Adam Edwards and Peter Gill
The chapters in this book were initially written as papers for a series of seminars organised under the heading of 'Policy Responses to Transnational Organised Crime' and funded by the UK Economic and Social Research Council (ESRC). A programme of six seminars was held over a two-year period, from February 1999 to February 2001, but the genesis of this programme came earlier. As convenors of two specialist groups of the UK Political Studies Association - respectively, the Politics of Law and Order Group and the Security and Intelligence Studies Group - we agreed in 1996 that the growing salience of the issue of transnational organised crime (hereafter, TOC), in particular the apocalyptic tone of much of the official and media discussion, called for careful examination. At a one-day conference held in October 1996, two main themes were addressed: how could TOC be defined and measured and, second, what were the implications of the way the issue was being discussed for the policy responses being generated? Papers were presented at the conference by a mixture of academics and practitioners and were subsequently published as a special edition of the International Journal of Risk, Security and Crime Prevention (3(2) April 1998).
These discussions indicated clearly that our initial suspicions had not been misplaced; that is, careful examination is required of a political issue that emerges so suddenly, from relative obscurity to being within a few years the subject of special UN Conferences along with weighty pronouncements as to the magnitude of the threat posed.

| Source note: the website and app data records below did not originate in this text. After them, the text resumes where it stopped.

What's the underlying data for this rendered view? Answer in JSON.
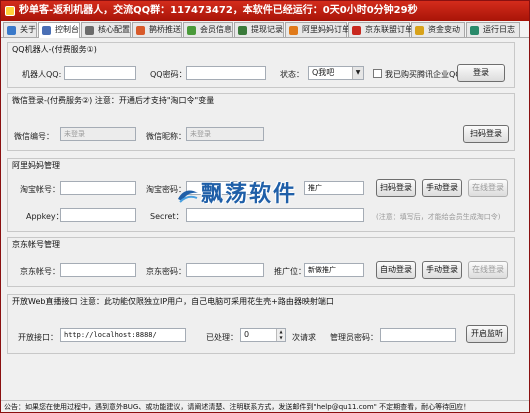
{
  "window": {
    "title": "秒单客-返利机器人，交流QQ群：117473472，本软件已经运行：0天0小时0分钟29秒"
  },
  "tabs": [
    {
      "label": "关于",
      "icon": "info-icon",
      "color": "#3a79c9"
    },
    {
      "label": "控制台",
      "icon": "console-icon",
      "color": "#4a6fb5"
    },
    {
      "label": "核心配置",
      "icon": "gear-icon",
      "color": "#6b6b6b"
    },
    {
      "label": "鹊桥推送",
      "icon": "bridge-icon",
      "color": "#d85a2a"
    },
    {
      "label": "会员信息",
      "icon": "member-icon",
      "color": "#4a9a3a"
    },
    {
      "label": "提现记录",
      "icon": "withdraw-icon",
      "color": "#3a7a3a"
    },
    {
      "label": "阿里妈妈订单",
      "icon": "alimama-icon",
      "color": "#e07a1a"
    },
    {
      "label": "京东联盟订单",
      "icon": "jd-icon",
      "color": "#c8281e"
    },
    {
      "label": "资金变动",
      "icon": "money-icon",
      "color": "#d8a21a"
    },
    {
      "label": "运行日志",
      "icon": "log-icon",
      "color": "#2a8a6a"
    }
  ],
  "active_tab": "控制台",
  "qq_group": {
    "title": "QQ机器人-(付费服务①)",
    "robot_qq_label": "机器人QQ:",
    "robot_qq_value": "",
    "qq_pwd_label": "QQ密码：",
    "qq_pwd_value": "",
    "status_label": "状态：",
    "status_value": "Q我吧",
    "checkbox_label": "我已购买腾讯企业QQ",
    "login_button": "登录"
  },
  "wechat_group": {
    "title": "微信登录-(付费服务②)  注意：开通后才支持\"淘口令\"变量",
    "wechat_id_label": "微信编号：",
    "wechat_id_value": "未登录",
    "wechat_nick_label": "微信昵称：",
    "wechat_nick_value": "未登录",
    "scan_button": "扫码登录"
  },
  "alimama_group": {
    "title": "阿里妈妈管理",
    "taobao_account_label": "淘宝帐号：",
    "taobao_account_value": "",
    "taobao_pwd_label": "淘宝密码：",
    "taobao_pwd_value": "",
    "promo_value": "推广",
    "scan_button": "扫码登录",
    "manual_button": "手动登录",
    "status_button": "在线登录",
    "appkey_label": "Appkey：",
    "appkey_value": "",
    "secret_label": "Secret：",
    "secret_value": "",
    "note": "(注意：填写后，才能给会员生成淘口令)"
  },
  "watermark": {
    "text": "飘荡软件"
  },
  "jd_group": {
    "title": "京东帐号管理",
    "jd_account_label": "京东帐号：",
    "jd_account_value": "",
    "jd_pwd_label": "京东密码：",
    "jd_pwd_value": "",
    "promo_label": "推广位：",
    "promo_value": "新做推广",
    "auto_button": "自动登录",
    "manual_button": "手动登录",
    "status_button": "在线登录"
  },
  "web_group": {
    "title": "开放Web直播接口  注意：此功能仅限独立IP用户，自己电脑可采用花生壳+路由器映射端口",
    "port_label": "开放接口：",
    "port_value": "http://localhost:8888/",
    "processed_label": "已处理：",
    "processed_value": "0",
    "requests_label": "次请求",
    "admin_pwd_label": "管理员密码：",
    "admin_pwd_value": "",
    "start_button": "开启监听"
  },
  "status_bar": {
    "text": "公告：如果您在使用过程中，遇到意外BUG、或功能建议，请阐述清楚、注明联系方式，发送邮件到\"help@qu11.com\"  不定期查看，耐心等待回应！"
  }
}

A prime example of this was provided by a conference held at the Center for Strategic and International Studies (CSIS) in Washington DC in 1994 that included presentations from the heads of the FBI, CIA and FinCEN and the proceedings of which, when published, were entitled: Global Organized Crime: the New Empire of Evil (Raine and Cilluffo, 1994). These preliminary conferences demonstrated the absence of any consensus around the official policy agenda. Advocates of the immediacy and extent of the problem asserted the reality of the threat posed by criminal organisations whose global reach and capacity to threaten legitimate political economies was enabled by rapid developments in communication, information and